    -The BIOS is not stored in CMOS, the BIOS is stored on Non Volatile Ram (NVRam, Electrically Erasable Programmable ROM ) which like a flash drive will keep its memory contents even w/o power. It will require power to change its contents.

    -The parameters used by BIOS to program itself (setup options) are stored in CMOS which is maintained by the little disk battery.

    Now here lies Danger Will Robinson

    -Removing the battery will allow the info stored in CMOS to dissipate. Shorting the terminals could not hurt and would speed up this process. The result will be a reset to defaults stored in BIOS NVRam.


    Apparently this later is no longer true!

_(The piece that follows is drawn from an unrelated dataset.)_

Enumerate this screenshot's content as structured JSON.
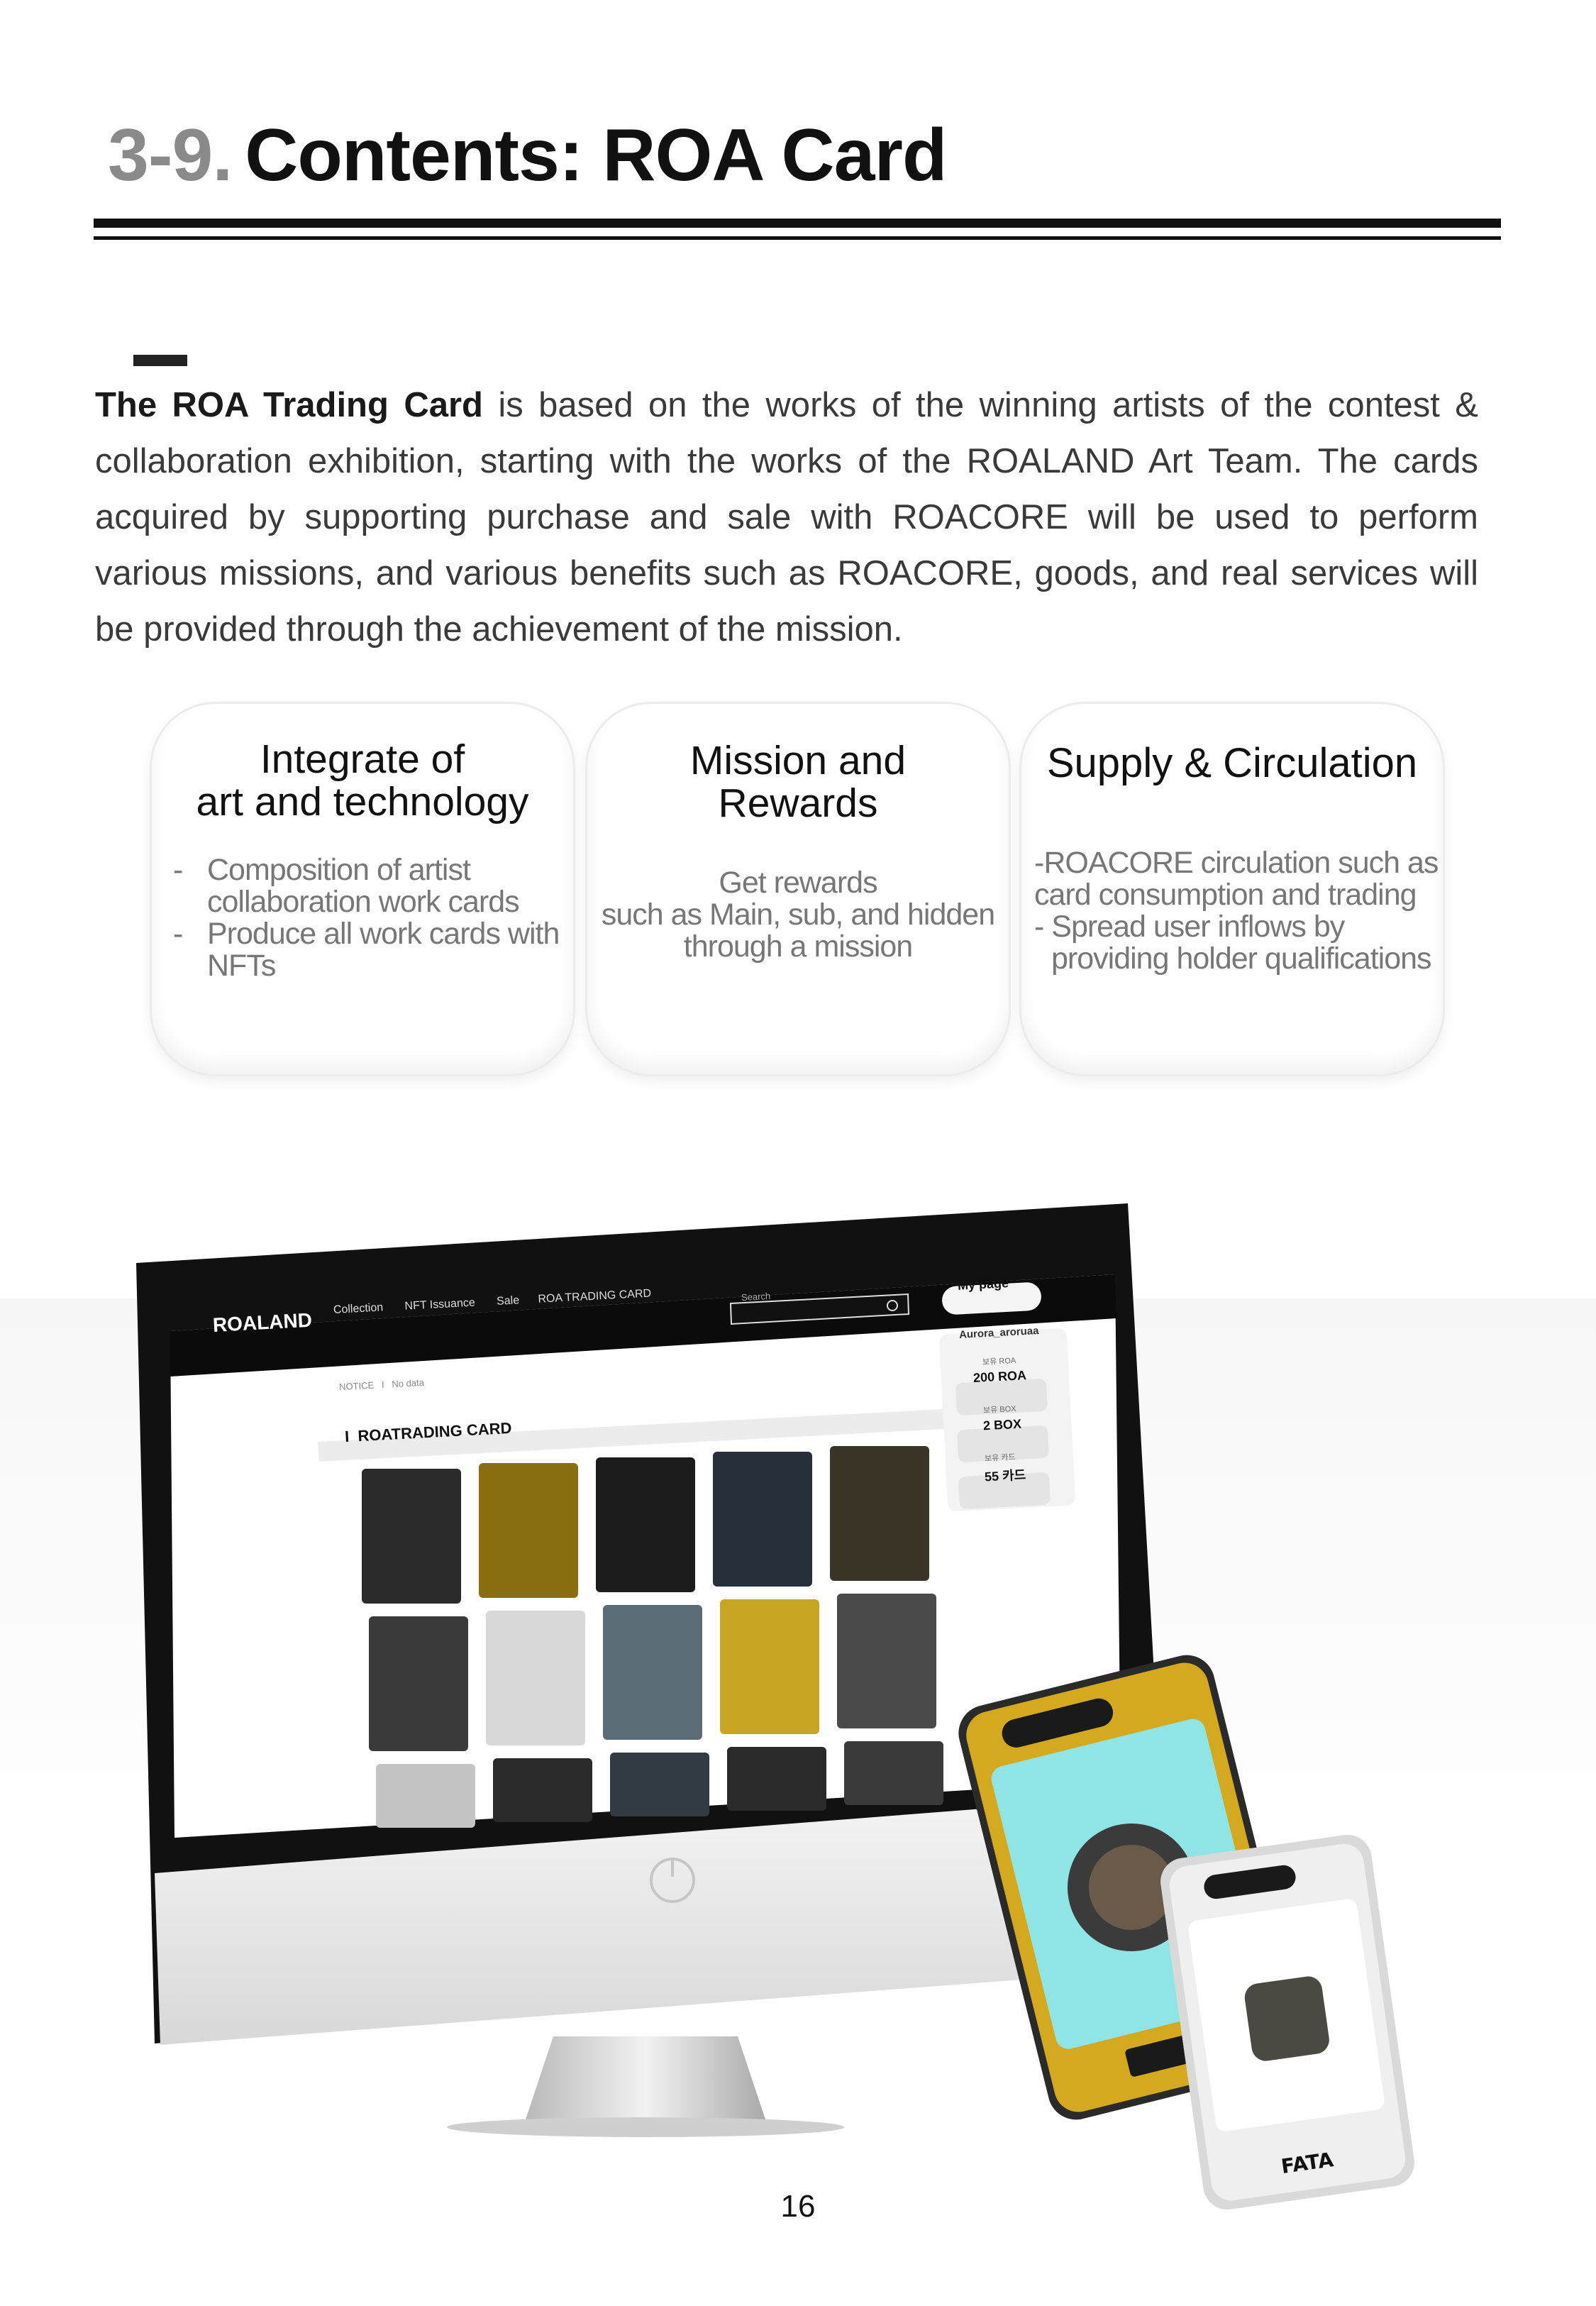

    [URL="http://en.wikipedia.org/wiki/Nonvolatile_BIOS_memory"]

    To access the BIOS setup when the machine fails to operate, occasionally a drastic move is required. In older computers with battery-backed RAM, removal of the battery and short circuiting the battery input terminals for a while did the job; in some more modern machines this move only resets the RTC. Some motherboards offer a CMOS-reset jumper or a reset button. In yet other cases, the EEPROM chip has to be desoldered and the data in it manually edited using a programmer. Sometimes it is enough to ground the CLK or DTA line of the IC bus of the EEPROM at the right moment during boot, this requires some precise soldering on SMD parts. If the machine lets one boot but does not want to let the user into the BIOS setup, one possible recovery is to deliberately "damage" the CMOS checksum by doing direct port writes using DOS debug.exe, corrupting some bytes of the checksum-protected area of the CMOS RAM; at the next boot, the computer typically resets its setting to factory defaults. For example:

    c:\debug
    -o 70 10
    -o 71 aa
    -q
    have not seen the debug command in a decade !!
    Learn something new every day, probably forget it tomorrow

    PS that HP article to me seems to be a clearing of CMOS because AFAIK "Ram" would not need clearing. The article is a bit bewildering and I am not seeing the mechanism for clearing CMOS w/o removing the disk battery unless it is NVRam being cleared by the power button being pressed. This would jive w/ Coochin's technique.


    [/SIZE][/FONT]
    Last edited by wavy; 2014-10-09 at 21:14. Reason: PS & clarity
    David

    Just because you don't know where you are going doesn't mean any road will get you there.

Page 1 of 3 123 LastLast

Posting Permissions

  • You may not post new threads
  • You may not post replies
  • You may not post attachments
  • You may not edit your posts
  •